The world stands transfixed by the reams of documents supposedly "leaked" by computer hackers.
How is it a leak, however, when the world's aware of the facts already?
Did we really need WikiLeaks to tell us that the Vatican is incapable of communicating with the faithful? If you're Catholic, you've been aware of that fact since the day you were baptized.
How about the brilliant observation that the hierarchy are (shocker) all men, and (further shock) they're seventy years of age or more. Would you expect your grandfather to be Twittering away and updating his Facebook page?
No one is startled to learn via WikiLeaks that the Irish Government treated the Vatican with kid gloves when it came time to investigate child sexual abuse by the clergy. A sensible individual reading news reports at the time could see plainly that the State was far from aggressive in its investigation. The cozy relationship between Church and State was at the heart of the crisis, and it didn't take an official document to verify what is painfully obvious.
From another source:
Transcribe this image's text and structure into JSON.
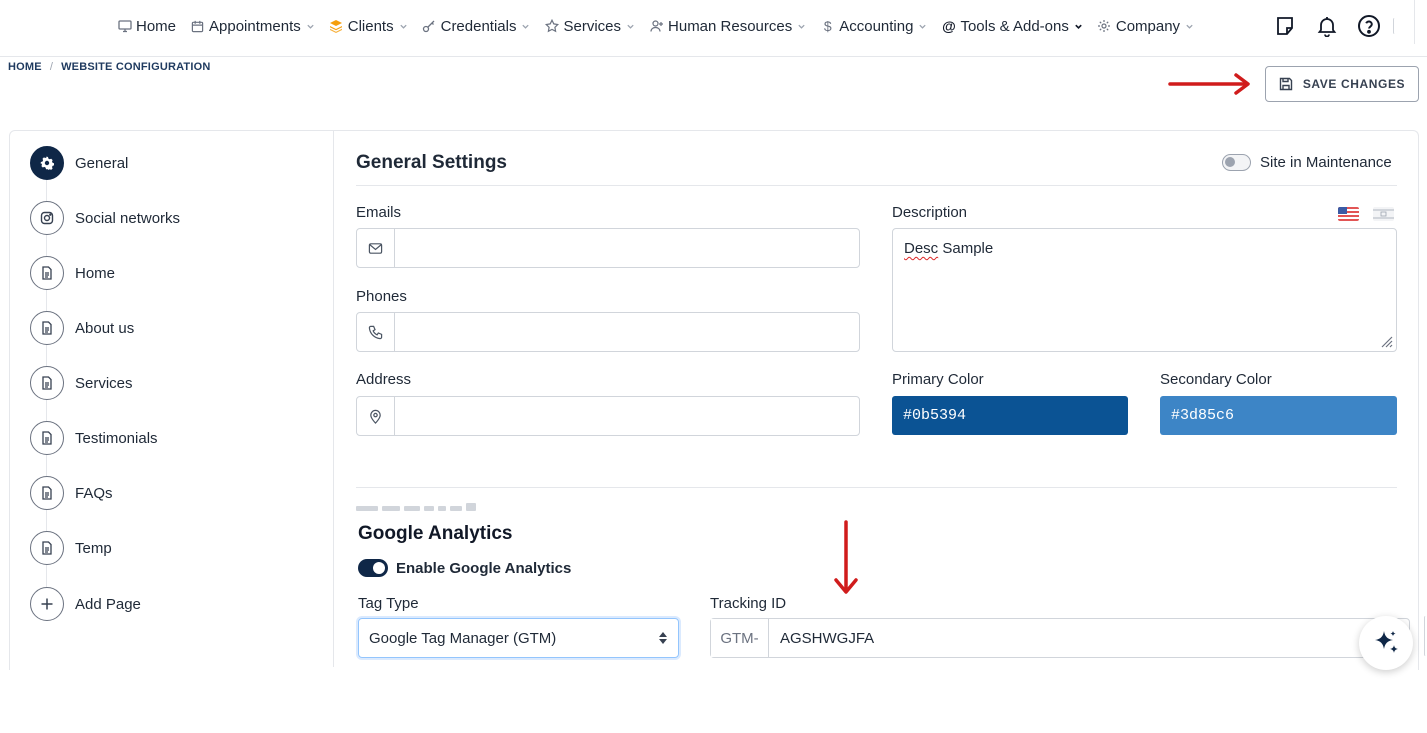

That's the funny thing about the purloined cables and secret documents. By and large, they don't contain news but observations by embassy personnel that reflect opinions and observations you could have picked up by reading newspapers. Nothing particularly shocking or earth shattering has come out.
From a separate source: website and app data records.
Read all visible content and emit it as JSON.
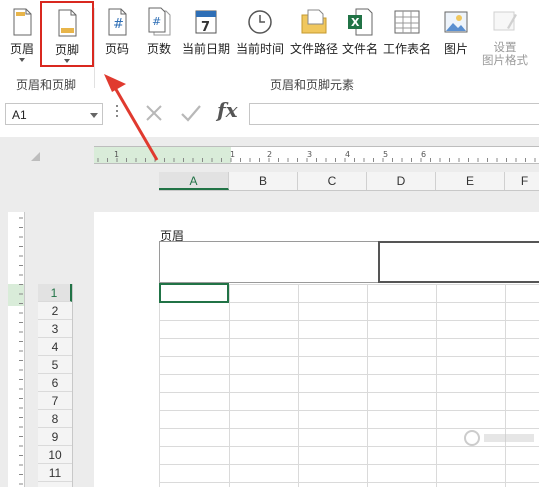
{
  "ribbon": {
    "buttons": {
      "header": "页眉",
      "footer": "页脚",
      "page_number": "页码",
      "page_count": "页数",
      "current_date": "当前日期",
      "current_time": "当前时间",
      "file_path": "文件路径",
      "file_name": "文件名",
      "sheet_name": "工作表名",
      "picture": "图片",
      "format_picture_line1": "设置",
      "format_picture_line2": "图片格式"
    },
    "groups": {
      "header_footer": "页眉和页脚",
      "elements": "页眉和页脚元素"
    },
    "icons": {
      "page_number_glyph": "#",
      "page_count_glyph": "#",
      "date_glyph": "7",
      "file_name_glyph": "X"
    }
  },
  "formula_bar": {
    "name_box": "A1",
    "fx": "fx",
    "value": ""
  },
  "ruler": {
    "numbers": [
      "1",
      "1",
      "2",
      "3",
      "4",
      "5",
      "6"
    ]
  },
  "sheet": {
    "columns": [
      "A",
      "B",
      "C",
      "D",
      "E",
      "F"
    ],
    "rows": [
      "1",
      "2",
      "3",
      "4",
      "5",
      "6",
      "7",
      "8",
      "9",
      "10",
      "11"
    ],
    "header_label": "页眉",
    "selected_cell": "A1"
  },
  "colors": {
    "accent": "#217346",
    "highlight": "#d9281f"
  }
}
If a tree falls in a forest, is there sound? If a document that repeats what was said already is released with a great deal of hype, is it news, or just a re-run of an old program?